Santosh Rijal

Date of Award


Document Type


Degree Name

Master of Science (MS)


Earth System Science & Policy

First Advisor

Dr. Xiaodong Zhang


Wet weather cycle since 1993 has brought ground water level closer to the surface of the soil in many areas in the Red River Valley (RRV) of the North basin. Many farmers have to delay spring plantation or autumn harvest due to excessive moisture in', their farmland. In such case, it becomes increasingly important to have timely and accurate information on the soil moisture conditions. Conventional soil moisture measurement techniques are point-based that results in poor spatial representation of soil moisture. Remote sensing techniques offer many potential advantages over traditional means such as repetitive coverage and areal representation. The objective of this study was to develop a remote sensing algorithm to be used by Landsat 5 TM and Aerocam to map surface soil moisture during the early stage of growing season in the RRV of the North basin.

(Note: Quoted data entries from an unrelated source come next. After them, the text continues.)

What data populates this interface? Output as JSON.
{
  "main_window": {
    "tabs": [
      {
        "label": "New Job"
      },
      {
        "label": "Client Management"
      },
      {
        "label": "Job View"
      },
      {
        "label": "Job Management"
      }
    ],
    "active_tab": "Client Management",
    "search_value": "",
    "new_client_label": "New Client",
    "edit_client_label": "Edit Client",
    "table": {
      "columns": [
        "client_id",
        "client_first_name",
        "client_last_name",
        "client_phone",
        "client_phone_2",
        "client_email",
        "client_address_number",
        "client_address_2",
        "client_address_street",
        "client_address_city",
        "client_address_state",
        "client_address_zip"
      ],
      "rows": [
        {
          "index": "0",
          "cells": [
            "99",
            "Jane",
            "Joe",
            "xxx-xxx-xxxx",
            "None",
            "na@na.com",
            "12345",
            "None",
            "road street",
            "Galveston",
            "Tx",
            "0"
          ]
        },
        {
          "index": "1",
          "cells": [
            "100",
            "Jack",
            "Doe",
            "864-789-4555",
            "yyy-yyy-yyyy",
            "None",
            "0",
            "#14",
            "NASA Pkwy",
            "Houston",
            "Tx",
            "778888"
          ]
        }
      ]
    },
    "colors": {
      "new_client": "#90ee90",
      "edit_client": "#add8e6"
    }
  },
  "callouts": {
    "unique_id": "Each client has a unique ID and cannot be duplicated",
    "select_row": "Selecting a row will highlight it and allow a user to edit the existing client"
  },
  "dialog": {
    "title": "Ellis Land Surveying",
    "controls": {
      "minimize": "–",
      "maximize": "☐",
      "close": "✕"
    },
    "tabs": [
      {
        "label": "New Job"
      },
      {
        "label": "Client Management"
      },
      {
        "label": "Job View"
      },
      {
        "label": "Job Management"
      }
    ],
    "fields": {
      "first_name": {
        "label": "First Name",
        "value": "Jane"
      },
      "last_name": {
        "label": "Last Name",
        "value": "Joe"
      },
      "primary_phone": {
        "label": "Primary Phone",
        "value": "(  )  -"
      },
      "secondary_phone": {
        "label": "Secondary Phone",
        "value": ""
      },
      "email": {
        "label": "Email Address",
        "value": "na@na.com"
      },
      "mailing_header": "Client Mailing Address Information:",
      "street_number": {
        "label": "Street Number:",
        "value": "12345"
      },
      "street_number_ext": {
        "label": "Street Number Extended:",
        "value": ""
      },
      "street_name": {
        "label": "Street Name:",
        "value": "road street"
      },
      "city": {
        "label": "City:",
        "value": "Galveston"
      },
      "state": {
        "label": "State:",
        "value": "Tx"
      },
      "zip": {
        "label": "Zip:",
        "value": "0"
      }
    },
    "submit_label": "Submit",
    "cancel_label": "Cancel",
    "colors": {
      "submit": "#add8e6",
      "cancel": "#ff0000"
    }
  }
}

Soil samples were collected and hyperspectral reflectances of the soil at various moisture levels were recorded under laboratory conditions. The first two experiments were carried out with Halogen lamps as the source of light whereas the third experiment was performed outdoor. Landsat 5 TM and Aerocam spectral response function were applied to the measured hyperspectral values to simulate the multispectral reflectance for each sensor. The results from these three experiments were consistent to each other and therefore were binned together. By using simple mathematical computations, band or band combinations that best estimates the surface soil moisture was found out. For validation, soil moisture was measured in different agricultural fields in the RR V during the time of Landsat overpass, and soil moisture was continuously monitored in a farm field in Fairmount, Richland County, North Dakota.

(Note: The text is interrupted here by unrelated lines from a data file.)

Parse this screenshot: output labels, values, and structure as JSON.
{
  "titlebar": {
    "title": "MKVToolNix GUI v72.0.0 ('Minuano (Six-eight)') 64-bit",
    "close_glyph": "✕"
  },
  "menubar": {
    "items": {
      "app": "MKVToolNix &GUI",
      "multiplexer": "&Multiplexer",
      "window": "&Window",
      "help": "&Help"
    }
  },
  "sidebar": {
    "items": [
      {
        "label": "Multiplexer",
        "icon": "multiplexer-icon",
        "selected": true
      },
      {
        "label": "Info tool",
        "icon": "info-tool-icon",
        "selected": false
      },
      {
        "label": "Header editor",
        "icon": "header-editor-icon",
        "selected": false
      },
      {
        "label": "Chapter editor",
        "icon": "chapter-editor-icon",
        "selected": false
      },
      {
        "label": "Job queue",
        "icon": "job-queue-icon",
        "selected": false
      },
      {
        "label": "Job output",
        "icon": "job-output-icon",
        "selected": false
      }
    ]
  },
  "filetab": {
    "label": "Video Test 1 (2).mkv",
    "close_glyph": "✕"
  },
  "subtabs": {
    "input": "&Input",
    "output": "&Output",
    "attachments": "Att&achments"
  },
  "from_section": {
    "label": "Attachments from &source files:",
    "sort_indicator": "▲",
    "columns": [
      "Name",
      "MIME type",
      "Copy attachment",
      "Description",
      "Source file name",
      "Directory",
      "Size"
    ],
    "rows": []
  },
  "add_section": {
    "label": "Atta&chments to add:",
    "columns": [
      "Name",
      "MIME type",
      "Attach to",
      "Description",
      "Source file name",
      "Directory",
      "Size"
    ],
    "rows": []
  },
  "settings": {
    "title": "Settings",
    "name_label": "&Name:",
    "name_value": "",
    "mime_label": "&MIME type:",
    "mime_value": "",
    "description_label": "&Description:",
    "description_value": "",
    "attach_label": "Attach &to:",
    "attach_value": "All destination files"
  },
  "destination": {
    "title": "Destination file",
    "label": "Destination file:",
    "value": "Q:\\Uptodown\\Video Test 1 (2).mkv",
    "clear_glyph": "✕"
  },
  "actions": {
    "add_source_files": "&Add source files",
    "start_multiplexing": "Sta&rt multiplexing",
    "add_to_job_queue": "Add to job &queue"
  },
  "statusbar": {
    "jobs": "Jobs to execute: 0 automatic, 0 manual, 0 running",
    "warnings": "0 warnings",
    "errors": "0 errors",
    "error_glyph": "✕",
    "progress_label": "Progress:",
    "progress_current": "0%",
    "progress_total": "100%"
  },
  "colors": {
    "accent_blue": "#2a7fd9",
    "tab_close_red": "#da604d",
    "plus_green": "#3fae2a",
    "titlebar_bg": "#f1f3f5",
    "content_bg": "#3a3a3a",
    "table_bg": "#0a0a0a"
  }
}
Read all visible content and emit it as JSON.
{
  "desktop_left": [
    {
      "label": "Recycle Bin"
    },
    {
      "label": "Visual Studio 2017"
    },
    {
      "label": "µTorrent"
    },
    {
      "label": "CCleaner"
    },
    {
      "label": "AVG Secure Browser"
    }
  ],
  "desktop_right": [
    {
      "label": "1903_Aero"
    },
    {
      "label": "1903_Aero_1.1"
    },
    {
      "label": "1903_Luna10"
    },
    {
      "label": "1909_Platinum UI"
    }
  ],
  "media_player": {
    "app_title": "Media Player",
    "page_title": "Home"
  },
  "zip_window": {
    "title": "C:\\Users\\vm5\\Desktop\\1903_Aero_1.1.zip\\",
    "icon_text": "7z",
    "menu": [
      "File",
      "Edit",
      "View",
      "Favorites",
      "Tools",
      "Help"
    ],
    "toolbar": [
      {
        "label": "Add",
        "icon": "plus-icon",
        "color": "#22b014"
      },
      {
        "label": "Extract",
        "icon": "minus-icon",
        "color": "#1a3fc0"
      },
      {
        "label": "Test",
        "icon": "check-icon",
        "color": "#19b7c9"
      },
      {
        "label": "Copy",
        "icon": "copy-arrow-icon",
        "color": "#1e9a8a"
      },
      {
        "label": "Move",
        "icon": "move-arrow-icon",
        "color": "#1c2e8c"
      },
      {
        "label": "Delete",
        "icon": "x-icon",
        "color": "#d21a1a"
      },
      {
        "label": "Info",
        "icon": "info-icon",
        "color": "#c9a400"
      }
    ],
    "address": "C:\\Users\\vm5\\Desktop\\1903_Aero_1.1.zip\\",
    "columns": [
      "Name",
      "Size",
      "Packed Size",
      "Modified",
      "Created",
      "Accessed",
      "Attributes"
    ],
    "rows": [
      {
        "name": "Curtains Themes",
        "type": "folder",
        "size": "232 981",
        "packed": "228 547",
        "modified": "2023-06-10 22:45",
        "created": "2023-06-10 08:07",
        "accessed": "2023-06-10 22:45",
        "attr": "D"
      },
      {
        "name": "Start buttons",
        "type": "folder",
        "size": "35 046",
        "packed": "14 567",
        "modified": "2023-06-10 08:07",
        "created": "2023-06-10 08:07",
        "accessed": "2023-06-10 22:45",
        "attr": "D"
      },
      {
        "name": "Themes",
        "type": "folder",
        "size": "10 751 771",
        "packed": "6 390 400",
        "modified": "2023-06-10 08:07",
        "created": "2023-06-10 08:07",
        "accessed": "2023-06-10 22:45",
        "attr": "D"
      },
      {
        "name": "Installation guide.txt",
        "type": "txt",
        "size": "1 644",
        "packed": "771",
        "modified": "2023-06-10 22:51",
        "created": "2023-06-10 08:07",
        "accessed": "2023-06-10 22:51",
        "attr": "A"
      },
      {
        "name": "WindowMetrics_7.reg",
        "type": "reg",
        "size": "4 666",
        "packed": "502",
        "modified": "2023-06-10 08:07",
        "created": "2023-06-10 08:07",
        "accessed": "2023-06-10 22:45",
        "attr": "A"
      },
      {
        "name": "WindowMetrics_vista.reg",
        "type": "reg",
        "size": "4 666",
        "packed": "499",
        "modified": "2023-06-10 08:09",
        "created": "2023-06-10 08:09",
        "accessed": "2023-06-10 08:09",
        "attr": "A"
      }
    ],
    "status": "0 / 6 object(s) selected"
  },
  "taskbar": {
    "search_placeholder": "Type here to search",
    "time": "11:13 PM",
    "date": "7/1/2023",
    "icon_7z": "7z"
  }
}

The difference of bands 5 and 1 was shown to correlate best with soil moisture concentration while the NIR band itself is the best for Aerocam. The estimated soil moisture using Landsat 5 TM agreed with the measurements with an R2= 0.90. The model performed well in dry or moderately wet conditions, but slightly underestimated by 3-4% for excessively wet conditions of more than 40% soil moisture in the field. The evaluation at the Fairmount experimental field also showed that the model performed well. Field verification for Aerocam imagery remained incomplete due to lack of irradiance value.